Time complexity of TreeMap operations- subMap, headMap, tailMap
subMap() itself is O(1), and O(n) comes from iterating the sub map.
So, why use get(key) then?
We can use subMap(key, true, key, true) instead,
which is O(1) and iterating this sub map is also O(1).
Faster than get(key), which is O(log(n)). Something wrong here...
We can use subMap(key, true, key, true) instead, which is O(1)
This is correct
and iterating this sub map is also O(1).
O(n) comes from the question. The answer says nothing to imply this, which is good, because it's not true.
Time complexity of iterating a subtree is O(log n + k), where
n is the number of elements in the whole map, and
k is the number of elements in the sub-map. In other words, it still takes O(log n) to get to the first position when you start iterating. Look up
getFirstEntry() implementation to see how it is done.
This brings the overall complexity of your approach to O(log n), but it is bound to be slower than a simple
get, because an intermediate object is created and discarded in the process.
The answer is a bit confusing. Technically it's true that creating the submap is constant operation. But that's just because it actually does nothing apart from setting the low and high keys and still shares the tree structure with the original tree.
As a result any operation on the tree is actually postponed until the specific method is invoked. So then
get() still goes through the whole original map and only checks whether it didn't cross the low and high boundaries. Simply saying the
get() is still
O(n) where the
n comes from the original map, not from the submap.

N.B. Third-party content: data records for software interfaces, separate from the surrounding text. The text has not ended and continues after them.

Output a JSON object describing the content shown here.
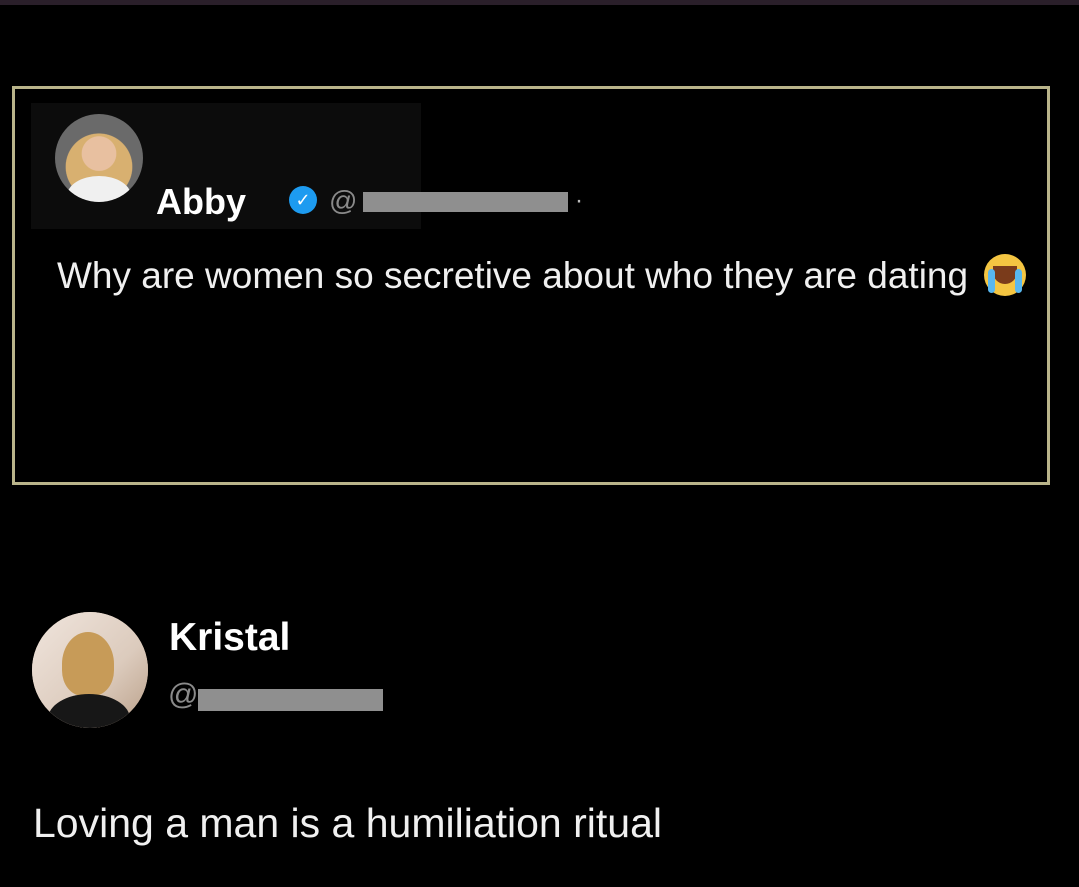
{
  "quoted_tweet": {
    "author_name": "Abby",
    "verified_icon": "check-badge-icon",
    "handle_prefix": "@",
    "separator": "·",
    "text": "Why are women so secretive about who they are dating",
    "emoji": "loudly-crying-face-emoji"
  },
  "reply_tweet": {
    "author_name": "Kristal",
    "handle_prefix": "@",
    "text": "Loving a man is a humiliation ritual"
  },
  "colors": {
    "background": "#000000",
    "quote_border": "#b9b48a",
    "verified_blue": "#1d9bf0",
    "handle_gray": "#8a8a8a"
  }
}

The construction of subMap takes O(1) time, however all retrieval operations take the same O(log n) time as in the original map because SubMap just wraps this object and eventually complete a range check and delegate the invocation of get() method to the original source map object.